Going Downhill With Albert Snep
Albert Snep’s sports career is going downhill fast. The Scots College year 13 rider is the freshly minted New Zealand Secondary School U20 Downhill champion after winning the National Schools Mountain Bike Championships in Dunedin.
Albert won his maiden national schools title by just over a second to runner-up Todd Balance of Nelson College, with Indy Hawthorne from Shirley Boys’ High School in third. In wet and slippery conditions, Albert negotiated the course in the fastest time of the day of all riders in 3:19.13. As the name suggests, downhill mountain biking is a race to the bottom. The fastest time from the top to the finish at the bottom wins.
“It is not all about speed though,” as Albert explained. “You have to put on a really fast run but you also have to negotiate the track and the rock gardens and in the case of this weekend the wet conditions and really concentrate.
“This race was a weird one, because I came second in the seeding run and I missed it by a second or two. I stuffed up my seeding run as I overshot a corner and had to pull my bike out of the bush a bit and get back in and start pedalling again.
“So I was sitting at the top ready to go for my main run thinking that I can’t stuff this one up, I have to go for it and have a fast one but also a smooth race.”
What was the course like? “This track wasn’t super-steep, it was quite mellow, but in places it was quite fast.
“It was pretty good the whole way through. I had a couple of squirrely sections and I slipped a bit at the bottom but besides that it was really good.”
There were three events at the National Schools Mountain Bike Championships, Enduro, Cross Country and Downhill. Some riders compete in all three, but Albert just concentrated on the Downhill, which is his specialty event. The potential for injury is also high, as Albert found out on his recent first trip overseas to Europe with the New Zealand junior mountain biking team.
“I tore my rotator cuff [shoulder] when I was in Europe three months ago, which is my only injury so far.”
The injury cut his trip short, from six to two weeks.
“I started off in a race in Andorra, which followed a 40 hour trip to get there and then get on my bike and start riding and also adjust to the altitude. I blew my tyre off its rim and recorded a DNF and the week after I got injured.”
Despite the result he said it was still a good learning experience and he is keen to return to Europe in the future, although perhaps not next year as next year is an Olympic year making the mountain biking circuit disjointed. Downhill mountain biking is not on the Olympic programme, just cross country cycling for now. Albert has been a downhill mountain biker for about three and a half years.
“I was riding a bit of motor-cross and a bit of cross country but I finally let dad buy me a downhill when I was about 15 and then got into it and started racing soon after.
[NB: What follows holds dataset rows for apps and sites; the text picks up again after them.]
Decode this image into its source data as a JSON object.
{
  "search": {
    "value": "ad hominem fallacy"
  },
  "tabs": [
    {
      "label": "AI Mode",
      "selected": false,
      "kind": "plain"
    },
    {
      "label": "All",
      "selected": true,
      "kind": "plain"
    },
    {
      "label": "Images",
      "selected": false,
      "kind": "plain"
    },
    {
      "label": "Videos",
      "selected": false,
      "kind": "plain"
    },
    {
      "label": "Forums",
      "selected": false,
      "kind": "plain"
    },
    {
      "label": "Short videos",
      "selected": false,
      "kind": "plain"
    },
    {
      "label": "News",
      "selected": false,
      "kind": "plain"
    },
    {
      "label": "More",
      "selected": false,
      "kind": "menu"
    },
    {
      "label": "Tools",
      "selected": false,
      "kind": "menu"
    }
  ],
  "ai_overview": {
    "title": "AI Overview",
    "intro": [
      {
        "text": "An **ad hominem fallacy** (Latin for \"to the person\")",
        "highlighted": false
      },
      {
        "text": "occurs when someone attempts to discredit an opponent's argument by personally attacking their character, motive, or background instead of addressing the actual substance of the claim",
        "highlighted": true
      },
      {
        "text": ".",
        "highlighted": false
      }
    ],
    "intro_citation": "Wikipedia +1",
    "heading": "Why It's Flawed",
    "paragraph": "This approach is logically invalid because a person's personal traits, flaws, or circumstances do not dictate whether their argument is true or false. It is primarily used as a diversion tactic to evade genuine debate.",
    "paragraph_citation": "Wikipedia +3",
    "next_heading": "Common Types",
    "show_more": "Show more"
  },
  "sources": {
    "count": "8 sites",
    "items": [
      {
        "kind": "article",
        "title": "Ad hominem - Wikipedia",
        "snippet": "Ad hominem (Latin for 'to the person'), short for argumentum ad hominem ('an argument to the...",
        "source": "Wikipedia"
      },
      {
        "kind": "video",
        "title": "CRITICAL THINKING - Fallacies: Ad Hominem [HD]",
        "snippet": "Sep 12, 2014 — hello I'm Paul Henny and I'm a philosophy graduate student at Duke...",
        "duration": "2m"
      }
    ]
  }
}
“My first race was the North Island Secondary School Championships and I finished about 13th and was close to the back of the pack.”
His coach is well known and respected New Zealand mountain bike coach Gavin Key, who is based in Wanaka. Downhill mountain biking is Albert’s sole competitive sport, which is mixes with a bit of surfing and skiing. He goes to the gym for up to two hours most days, while also juggling school.
Over 400 riders from 110 schools around the country competed in the Downhill races across several age groups, with riders facing the demanding test of Signal Hill, made more challenging with wet conditions overnight and some rain throughout the day. Other Wellington region riders to make podiums were Kapiti College pair Millie and Kate Day. Millie Day was second in the U17 Girls Enduro race and third in the U17 Girls Downhill and Kate Day was third in the Girls U15 Enduro.
Photos courtesy of Kane Fleury Photography